YOUR INSTRUCTIONS:
Could you print all of the data below again, exactly?

Data extracted from a collection:
┌──

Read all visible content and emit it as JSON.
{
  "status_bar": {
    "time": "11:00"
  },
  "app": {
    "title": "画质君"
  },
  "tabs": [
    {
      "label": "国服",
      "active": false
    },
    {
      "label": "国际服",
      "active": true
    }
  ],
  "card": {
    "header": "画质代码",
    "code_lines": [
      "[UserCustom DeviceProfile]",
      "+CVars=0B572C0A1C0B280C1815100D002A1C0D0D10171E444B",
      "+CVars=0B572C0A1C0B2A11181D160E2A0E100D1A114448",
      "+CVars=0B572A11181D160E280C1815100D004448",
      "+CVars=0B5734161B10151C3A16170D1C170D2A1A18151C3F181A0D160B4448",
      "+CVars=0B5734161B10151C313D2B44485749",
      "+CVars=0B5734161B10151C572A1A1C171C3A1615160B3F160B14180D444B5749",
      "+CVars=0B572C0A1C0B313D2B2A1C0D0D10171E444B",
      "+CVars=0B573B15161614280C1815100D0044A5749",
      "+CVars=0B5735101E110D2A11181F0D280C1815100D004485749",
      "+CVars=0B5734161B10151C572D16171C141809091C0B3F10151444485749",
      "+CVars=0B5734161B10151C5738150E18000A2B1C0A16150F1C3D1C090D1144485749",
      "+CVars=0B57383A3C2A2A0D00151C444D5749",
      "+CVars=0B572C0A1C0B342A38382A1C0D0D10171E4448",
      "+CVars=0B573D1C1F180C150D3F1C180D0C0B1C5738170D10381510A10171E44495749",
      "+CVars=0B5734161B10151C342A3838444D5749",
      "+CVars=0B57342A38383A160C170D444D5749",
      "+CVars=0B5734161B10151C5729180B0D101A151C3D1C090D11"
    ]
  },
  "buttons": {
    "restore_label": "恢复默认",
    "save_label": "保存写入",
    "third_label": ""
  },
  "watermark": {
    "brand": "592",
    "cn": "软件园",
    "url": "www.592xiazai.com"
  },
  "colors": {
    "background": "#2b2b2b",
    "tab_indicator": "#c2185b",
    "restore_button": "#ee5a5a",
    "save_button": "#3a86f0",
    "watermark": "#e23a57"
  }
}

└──

THE COMPLETED TASK:
Read all visible content and emit it as JSON.
{
  "status_bar": {
    "time": "11:00"
  },
  "app": {
    "title": "画质君"
  },
  "tabs": [
    {
      "label": "国服",
      "active": false
    },
    {
      "label": "国际服",
      "active": true
    }
  ],
  "card": {
    "header": "画质代码",
    "code_lines": [
      "[UserCustom DeviceProfile]",
      "+CVars=0B572C0A1C0B280C1815100D002A1C0D0D10171E444B",
      "+CVars=0B572C0A1C0B2A11181D160E2A0E100D1A114448",
      "+CVars=0B572A11181D160E280C1815100D004448",
      "+CVars=0B5734161B10151C3A16170D1C170D2A1A18151C3F181A0D160B4448",
      "+CVars=0B5734161B10151C313D2B44485749",
      "+CVars=0B5734161B10151C572A1A1C171C3A1615160B3F160B14180D444B5749",
      "+CVars=0B572C0A1C0B313D2B2A1C0D0D10171E444B",
      "+CVars=0B573B15161614280C1815100D0044A5749",
      "+CVars=0B5735101E110D2A11181F0D280C1815100D004485749",
      "+CVars=0B5734161B10151C572D16171C141809091C0B3F10151444485749",
      "+CVars=0B5734161B10151C5738150E18000A2B1C0A16150F1C3D1C090D1144485749",
      "+CVars=0B57383A3C2A2A0D00151C444D5749",
      "+CVars=0B572C0A1C0B342A38382A1C0D0D10171E4448",
      "+CVars=0B573D1C1F180C150D3F1C180D0C0B1C5738170D10381510A10171E44495749",
      "+CVars=0B5734161B10151C342A3838444D5749",
      "+CVars=0B57342A38383A160C170D444D5749",
      "+CVars=0B5734161B10151C5729180B0D101A151C3D1C090D11"
    ]
  },
  "buttons": {
    "restore_label": "恢复默认",
    "save_label": "保存写入",
    "third_label": ""
  },
  "watermark": {
    "brand": "592",
    "cn": "软件园",
    "url": "www.592xiazai.com"
  },
  "colors": {
    "background": "#2b2b2b",
    "tab_indicator": "#c2185b",
    "restore_button": "#ee5a5a",
    "save_button": "#3a86f0",
    "watermark": "#e23a57"
  }
}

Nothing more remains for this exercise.